For years, numerous businesses have employed reverse osmosis (RO) water treatment technology to extract dissolved particles from water by forcing the water through a semi-permeable membrane. Purification of drinking water and desalination of seawater to produce potable water are both typical uses for RO reject water disposal. Water and other molecules of lower molecular weight pass through the membrane's micropores, resulting in a filtered water stream known as the permeate. Larger molecules, as well as a portion of the water that does not pass through the membrane, are trapped by the membrane. This concentrated stream is called the concentrate or RO reject.Because of the quality of the wastewater, some applications require more treatment than others when a municipality or business wants to reuse it.
Pre-treatment, main treatment, and secondary treatment are all common steps in wastewater treatment systems. The majority of contaminants, solids, organics, inorganics, and metals have been eliminated or decreased by the end of the secondary stage. Reverse osmosis wastewater treatment can be used as a third stage in this procedure.Secondary treatment can provide you with a safe-to-discharge effluent, but it will not meet reuse criteria. The applications listed below are examples of reuse applications.
Areas of applications:
Industrial or municipal wastewater could be used in these reuse applications.

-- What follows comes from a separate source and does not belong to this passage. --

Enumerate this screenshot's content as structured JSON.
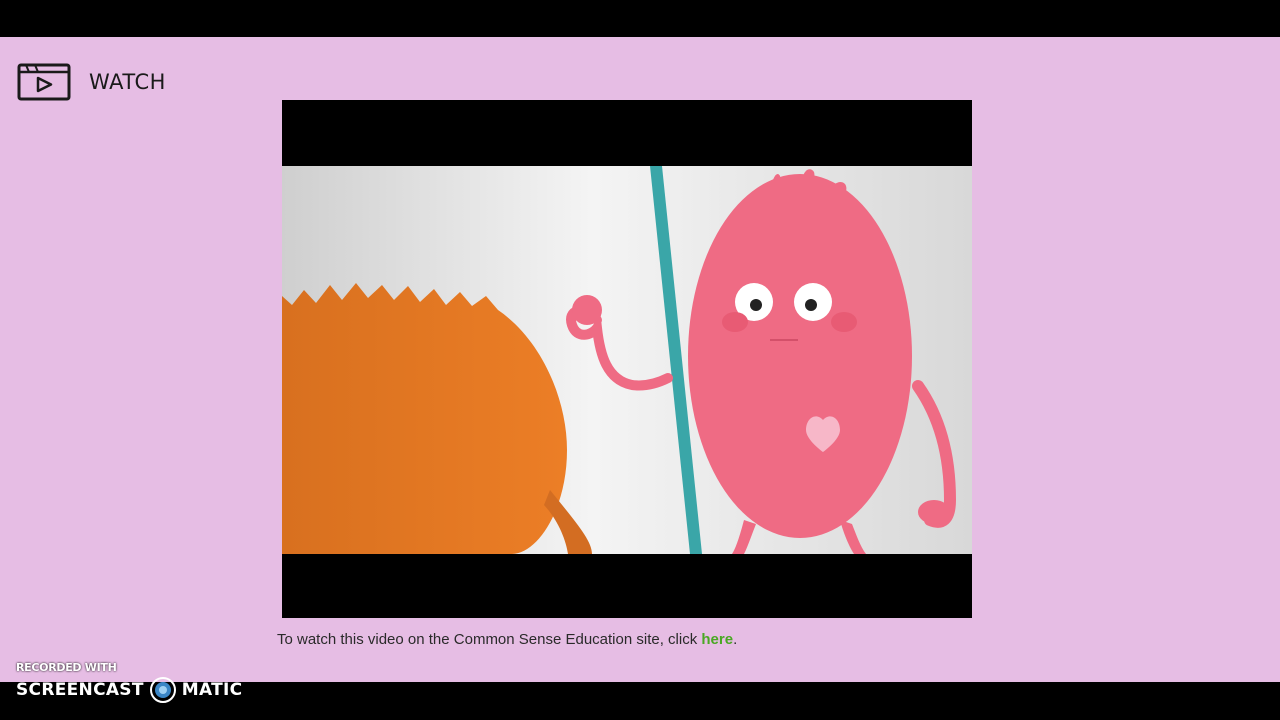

Typically, tertiary treatment is required for all of these uses.
- 1. Irrigation of edible food crops in agriculture
- 2. Residential and public landscaping irrigation
- 3. Firefighting: structural and non-structural

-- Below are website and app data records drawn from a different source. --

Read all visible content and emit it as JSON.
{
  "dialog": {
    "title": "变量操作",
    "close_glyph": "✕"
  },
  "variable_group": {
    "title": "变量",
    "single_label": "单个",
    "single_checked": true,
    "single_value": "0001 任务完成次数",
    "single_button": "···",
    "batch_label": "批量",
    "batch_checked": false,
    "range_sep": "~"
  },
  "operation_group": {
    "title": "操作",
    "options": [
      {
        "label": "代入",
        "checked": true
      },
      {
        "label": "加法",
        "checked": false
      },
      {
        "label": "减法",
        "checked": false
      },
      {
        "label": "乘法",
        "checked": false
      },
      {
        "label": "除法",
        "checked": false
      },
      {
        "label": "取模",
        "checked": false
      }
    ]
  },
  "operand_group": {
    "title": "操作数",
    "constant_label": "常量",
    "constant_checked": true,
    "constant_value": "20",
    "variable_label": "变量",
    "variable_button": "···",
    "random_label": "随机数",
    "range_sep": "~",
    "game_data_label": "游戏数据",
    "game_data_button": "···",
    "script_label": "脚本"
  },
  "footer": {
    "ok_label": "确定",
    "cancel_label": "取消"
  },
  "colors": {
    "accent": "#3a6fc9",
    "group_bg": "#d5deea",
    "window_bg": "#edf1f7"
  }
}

- 4. Toilet water
- 5. Fountains with a decorative purpose
- 6. Water from industrial processes that may come into touch with workers

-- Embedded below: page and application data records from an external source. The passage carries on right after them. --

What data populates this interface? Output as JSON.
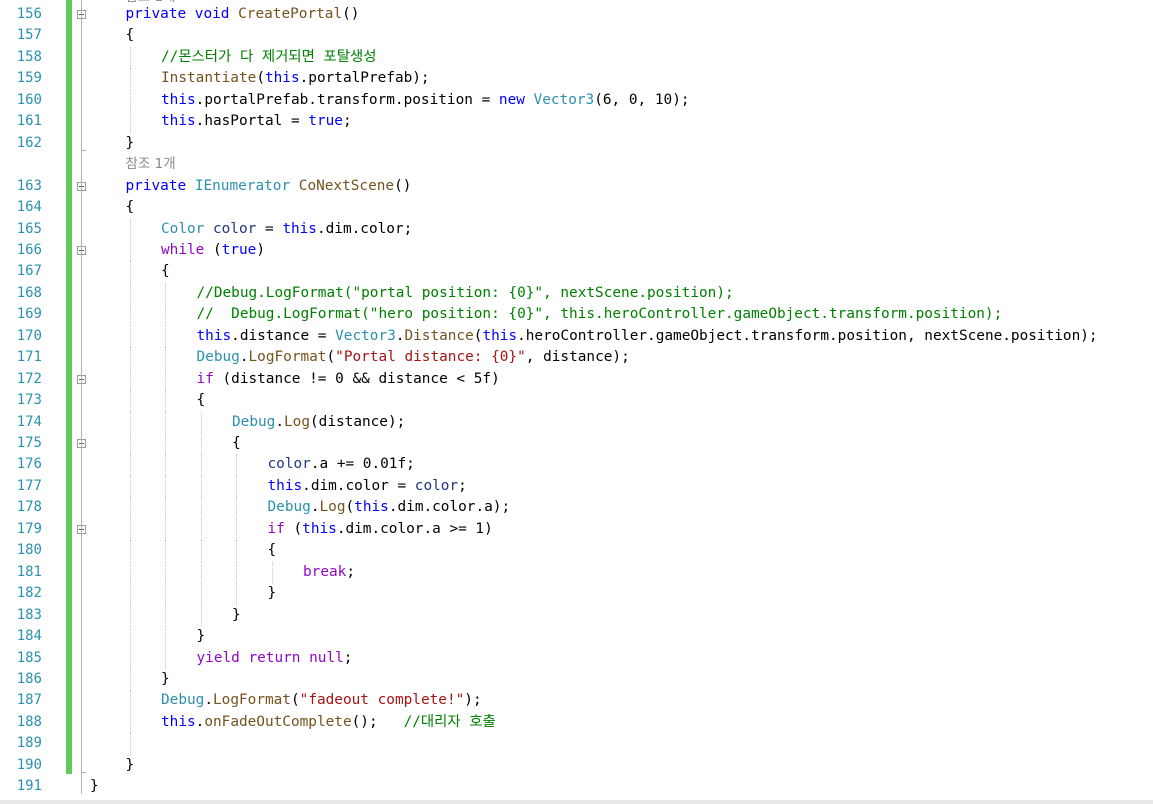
{
  "editor": {
    "codelens_ref": "참조 1개",
    "lines": [
      {
        "n": "156",
        "indent": 1,
        "tokens": [
          {
            "t": "private void ",
            "c": "kw"
          },
          {
            "t": "CreatePortal",
            "c": "fn"
          },
          {
            "t": "()",
            "c": ""
          }
        ]
      },
      {
        "n": "157",
        "indent": 1,
        "tokens": [
          {
            "t": "{",
            "c": ""
          }
        ]
      },
      {
        "n": "158",
        "indent": 2,
        "tokens": [
          {
            "t": "//몬스터가 다 제거되면 포탈생성",
            "c": "cm"
          }
        ]
      },
      {
        "n": "159",
        "indent": 2,
        "tokens": [
          {
            "t": "Instantiate",
            "c": "fn"
          },
          {
            "t": "(",
            "c": ""
          },
          {
            "t": "this",
            "c": "kw"
          },
          {
            "t": ".portalPrefab);",
            "c": ""
          }
        ]
      },
      {
        "n": "160",
        "indent": 2,
        "tokens": [
          {
            "t": "this",
            "c": "kw"
          },
          {
            "t": ".portalPrefab.transform.position = ",
            "c": ""
          },
          {
            "t": "new ",
            "c": "kw"
          },
          {
            "t": "Vector3",
            "c": "ty"
          },
          {
            "t": "(6, 0, 10);",
            "c": ""
          }
        ]
      },
      {
        "n": "161",
        "indent": 2,
        "tokens": [
          {
            "t": "this",
            "c": "kw"
          },
          {
            "t": ".hasPortal = ",
            "c": ""
          },
          {
            "t": "true",
            "c": "kw"
          },
          {
            "t": ";",
            "c": ""
          }
        ]
      },
      {
        "n": "162",
        "indent": 1,
        "tokens": [
          {
            "t": "}",
            "c": ""
          }
        ]
      },
      {
        "n": "163",
        "indent": 1,
        "tokens": [
          {
            "t": "private ",
            "c": "kw"
          },
          {
            "t": "IEnumerator ",
            "c": "ty"
          },
          {
            "t": "CoNextScene",
            "c": "fn"
          },
          {
            "t": "()",
            "c": ""
          }
        ]
      },
      {
        "n": "164",
        "indent": 1,
        "tokens": [
          {
            "t": "{",
            "c": ""
          }
        ]
      },
      {
        "n": "165",
        "indent": 2,
        "tokens": [
          {
            "t": "Color ",
            "c": "ty"
          },
          {
            "t": "color",
            "c": "var"
          },
          {
            "t": " = ",
            "c": ""
          },
          {
            "t": "this",
            "c": "kw"
          },
          {
            "t": ".dim.color;",
            "c": ""
          }
        ]
      },
      {
        "n": "166",
        "indent": 2,
        "tokens": [
          {
            "t": "while",
            "c": "ctl"
          },
          {
            "t": " (",
            "c": ""
          },
          {
            "t": "true",
            "c": "kw"
          },
          {
            "t": ")",
            "c": ""
          }
        ]
      },
      {
        "n": "167",
        "indent": 2,
        "tokens": [
          {
            "t": "{",
            "c": ""
          }
        ]
      },
      {
        "n": "168",
        "indent": 3,
        "tokens": [
          {
            "t": "//Debug.LogFormat(\"portal position: {0}\", nextScene.position);",
            "c": "cm"
          }
        ]
      },
      {
        "n": "169",
        "indent": 3,
        "tokens": [
          {
            "t": "//  Debug.LogFormat(\"hero position: {0}\", this.heroController.gameObject.transform.position);",
            "c": "cm"
          }
        ]
      },
      {
        "n": "170",
        "indent": 3,
        "tokens": [
          {
            "t": "this",
            "c": "kw"
          },
          {
            "t": ".distance = ",
            "c": ""
          },
          {
            "t": "Vector3",
            "c": "ty"
          },
          {
            "t": ".",
            "c": ""
          },
          {
            "t": "Distance",
            "c": "fn"
          },
          {
            "t": "(",
            "c": ""
          },
          {
            "t": "this",
            "c": "kw"
          },
          {
            "t": ".heroController.gameObject.transform.position, nextScene.position);",
            "c": ""
          }
        ]
      },
      {
        "n": "171",
        "indent": 3,
        "tokens": [
          {
            "t": "Debug",
            "c": "ty"
          },
          {
            "t": ".",
            "c": ""
          },
          {
            "t": "LogFormat",
            "c": "fn"
          },
          {
            "t": "(",
            "c": ""
          },
          {
            "t": "\"Portal distance: {0}\"",
            "c": "str"
          },
          {
            "t": ", distance);",
            "c": ""
          }
        ]
      },
      {
        "n": "172",
        "indent": 3,
        "tokens": [
          {
            "t": "if",
            "c": "ctl"
          },
          {
            "t": " (distance != 0 && distance < 5f)",
            "c": ""
          }
        ]
      },
      {
        "n": "173",
        "indent": 3,
        "tokens": [
          {
            "t": "{",
            "c": ""
          }
        ]
      },
      {
        "n": "174",
        "indent": 4,
        "tokens": [
          {
            "t": "Debug",
            "c": "ty"
          },
          {
            "t": ".",
            "c": ""
          },
          {
            "t": "Log",
            "c": "fn"
          },
          {
            "t": "(distance);",
            "c": ""
          }
        ]
      },
      {
        "n": "175",
        "indent": 4,
        "tokens": [
          {
            "t": "{",
            "c": ""
          }
        ]
      },
      {
        "n": "176",
        "indent": 5,
        "tokens": [
          {
            "t": "color",
            "c": "var"
          },
          {
            "t": ".a += 0.01f;",
            "c": ""
          }
        ]
      },
      {
        "n": "177",
        "indent": 5,
        "tokens": [
          {
            "t": "this",
            "c": "kw"
          },
          {
            "t": ".dim.color = ",
            "c": ""
          },
          {
            "t": "color",
            "c": "var"
          },
          {
            "t": ";",
            "c": ""
          }
        ]
      },
      {
        "n": "178",
        "indent": 5,
        "tokens": [
          {
            "t": "Debug",
            "c": "ty"
          },
          {
            "t": ".",
            "c": ""
          },
          {
            "t": "Log",
            "c": "fn"
          },
          {
            "t": "(",
            "c": ""
          },
          {
            "t": "this",
            "c": "kw"
          },
          {
            "t": ".dim.color.a);",
            "c": ""
          }
        ]
      },
      {
        "n": "179",
        "indent": 5,
        "tokens": [
          {
            "t": "if",
            "c": "ctl"
          },
          {
            "t": " (",
            "c": ""
          },
          {
            "t": "this",
            "c": "kw"
          },
          {
            "t": ".dim.color.a >= 1)",
            "c": ""
          }
        ]
      },
      {
        "n": "180",
        "indent": 5,
        "tokens": [
          {
            "t": "{",
            "c": ""
          }
        ]
      },
      {
        "n": "181",
        "indent": 6,
        "tokens": [
          {
            "t": "break",
            "c": "ctl"
          },
          {
            "t": ";",
            "c": ""
          }
        ]
      },
      {
        "n": "182",
        "indent": 5,
        "tokens": [
          {
            "t": "}",
            "c": ""
          }
        ]
      },
      {
        "n": "183",
        "indent": 4,
        "tokens": [
          {
            "t": "}",
            "c": ""
          }
        ]
      },
      {
        "n": "184",
        "indent": 3,
        "tokens": [
          {
            "t": "}",
            "c": ""
          }
        ]
      },
      {
        "n": "185",
        "indent": 3,
        "tokens": [
          {
            "t": "yield return null",
            "c": "ctl"
          },
          {
            "t": ";",
            "c": ""
          }
        ]
      },
      {
        "n": "186",
        "indent": 2,
        "tokens": [
          {
            "t": "}",
            "c": ""
          }
        ]
      },
      {
        "n": "187",
        "indent": 2,
        "tokens": [
          {
            "t": "Debug",
            "c": "ty"
          },
          {
            "t": ".",
            "c": ""
          },
          {
            "t": "LogFormat",
            "c": "fn"
          },
          {
            "t": "(",
            "c": ""
          },
          {
            "t": "\"fadeout complete!\"",
            "c": "str"
          },
          {
            "t": ");",
            "c": ""
          }
        ]
      },
      {
        "n": "188",
        "indent": 2,
        "tokens": [
          {
            "t": "this",
            "c": "kw"
          },
          {
            "t": ".",
            "c": ""
          },
          {
            "t": "onFadeOutComplete",
            "c": "fn"
          },
          {
            "t": "();   ",
            "c": ""
          },
          {
            "t": "//대리자 호출",
            "c": "cm"
          }
        ]
      },
      {
        "n": "189",
        "indent": 2,
        "tokens": []
      },
      {
        "n": "190",
        "indent": 1,
        "tokens": [
          {
            "t": "}",
            "c": ""
          }
        ]
      },
      {
        "n": "191",
        "indent": 0,
        "tokens": [
          {
            "t": "}",
            "c": ""
          }
        ]
      }
    ]
  },
  "colors": {
    "line_number": "#2b91af",
    "keyword": "#0000ff",
    "control": "#8f08c4",
    "type": "#2b91af",
    "string": "#a31515",
    "comment": "#008000",
    "method": "#74531f",
    "local": "#1f377f",
    "change_bar": "#64c85a"
  }
}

- 7. Cooling or air conditioning for industrial or commercial purposes
- 8. It is possible to make artificial snow.
- 9. Sanitation and cleaning
- 10. Feedwater for the boiler
Benefits of using the Reject water:
Costs of water and sewer discharge are reduced:
-When you utilise reverse osmosis for wastewater reuse, you consume less raw water at the start and less water is discharged into sewer systems. Industrial operations can draw enormous amounts of water from freshwater sources for processing, but recycling wastewater would cut that amount in half. As a result, the costs of obtaining raw water would be reduced. Also as an ample amount of waste water would be used as raw water, the amount of wate water to be discharged would be reduced substantially and thus reducing the burden on discharge sewers.
-It also can be used in conjunction with an existing filtration system or other pre-treatment technologies to recycle/reuse up to 80% of rinse water.
-Although most wastewater does not contain a significant amount of reusable water, grey water or water used in rinsing procedures is usually easier to fix. A secondary stage treatment may give a reasonable amount of reuse, but adding a tertiary treatment can boost that yield. By including a RO system into the tertiary treatment process, over 80% of the wastewater may be converted into clean, reused water.
-Use of low fouling membrane technology in wastewater reuse applications, so as to increase water recovery while lowering fouling concerns.
-Reverse osmosis wastewater reclamation systems with minimal fouling membrane technology have lower operational costs. This is due to the reduced number of membrane, cleaning cycles are required. Higher tolerances to fouling impurities are also possible with these membrane technologies, which increases the membrane's life.